Sometimes you can become disablingly ill or injured. In fact, according to the Social Security Administration website, “Studies show that a 20-year-old worker has a 3 in 10 chance of becoming disabled before reaching retirement age.” Unfortunate events happen to many different people all the time, and they can keep you from working and earning money for yourself and your family. what do you do then?
There are a few different types of insurance and programs that might cover this. The Social Security Administration offers benefits to disabled people called Social Security Disability (SSD), but there are requirements for the program. You may not qualify for SSD benefits, so you may choose to purchase long-term disability (LTD) insurance on your own or through your employer, if offered.
As with health insurance, home insurance, and auto insurance, long-term disability is an insurance policy that you may choose to purchase of your own free will. Your policy may be different from others depending on the state you live in, but LTD insurance will generally pay 50%-70% of your salary, and can pay for 5-10 years or until you turn 65. Wouldn’t it be nice to receive long-term disability and Social Security disability benefits at the same time?
I would, but sadly that’s usually not the case. Your LTD may change and possibly decrease based on whether or not you were approved for SSD benefits. For example, in a hypothetical situation, if your LTD benefits were $1,000 and your SSD benefits (for which you were approved) were $800, your LTD would only pay you $200. You would essentially pay the difference of what Social Security is paying you.
This would seem to be quite unfair.

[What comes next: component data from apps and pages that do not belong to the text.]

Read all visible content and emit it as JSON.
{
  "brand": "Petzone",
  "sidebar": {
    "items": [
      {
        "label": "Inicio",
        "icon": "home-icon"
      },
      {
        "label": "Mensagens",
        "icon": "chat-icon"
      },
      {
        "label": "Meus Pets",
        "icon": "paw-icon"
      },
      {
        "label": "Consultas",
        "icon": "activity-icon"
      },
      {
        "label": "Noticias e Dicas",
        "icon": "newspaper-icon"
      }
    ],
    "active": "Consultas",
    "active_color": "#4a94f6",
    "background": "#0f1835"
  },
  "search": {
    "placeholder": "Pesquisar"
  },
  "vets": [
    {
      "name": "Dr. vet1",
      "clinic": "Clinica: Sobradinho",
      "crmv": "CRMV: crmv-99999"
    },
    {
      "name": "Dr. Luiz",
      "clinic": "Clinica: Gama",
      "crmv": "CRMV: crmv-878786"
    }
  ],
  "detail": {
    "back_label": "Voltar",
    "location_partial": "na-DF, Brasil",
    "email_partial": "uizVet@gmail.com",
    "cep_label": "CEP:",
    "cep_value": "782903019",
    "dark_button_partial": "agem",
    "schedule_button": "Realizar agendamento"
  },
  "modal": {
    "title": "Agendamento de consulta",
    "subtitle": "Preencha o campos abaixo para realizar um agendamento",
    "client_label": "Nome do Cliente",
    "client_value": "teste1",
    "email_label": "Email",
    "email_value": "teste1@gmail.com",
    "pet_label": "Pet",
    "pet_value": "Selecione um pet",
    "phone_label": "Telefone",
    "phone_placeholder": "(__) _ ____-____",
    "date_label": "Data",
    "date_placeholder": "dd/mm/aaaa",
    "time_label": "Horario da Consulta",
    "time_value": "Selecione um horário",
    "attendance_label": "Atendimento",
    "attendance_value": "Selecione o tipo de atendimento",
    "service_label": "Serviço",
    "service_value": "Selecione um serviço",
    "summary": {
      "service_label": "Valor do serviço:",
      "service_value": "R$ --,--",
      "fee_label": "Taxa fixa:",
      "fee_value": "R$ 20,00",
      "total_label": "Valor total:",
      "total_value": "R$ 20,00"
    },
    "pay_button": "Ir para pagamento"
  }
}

Social Security is a government-funded program for which you may qualify. But your long-term disability insurance is something you actually paid for services for. Is it fair for the insurance company to change your benefits based on whether or not you were approved for a government-funded program? You would think not.
Your LTD provisions may actually require you to complete a social security disability application, because if approved, it will reduce your chances of having to pay in full. Insurance companies are still a business and they are in it to make a profit. However, if your LTD requires you to apply, you should not ignore it. Your benefits may be denied entirely if you don’t bother to apply for Social Security.
But if your long-term disability insurance doesn’t provide that requirement, you should avoid any attempts your employer or insurance company might make to encourage you to do so. They may try to refer you to services or people who will help you with the application, but whether they approve or deny you, you may be at risk of offsetting your LTD benefits.
The relationship between Social Security Disability Insurance and long-term disability insurance is complicated. SSD approval may affect and offset your LTD benefits.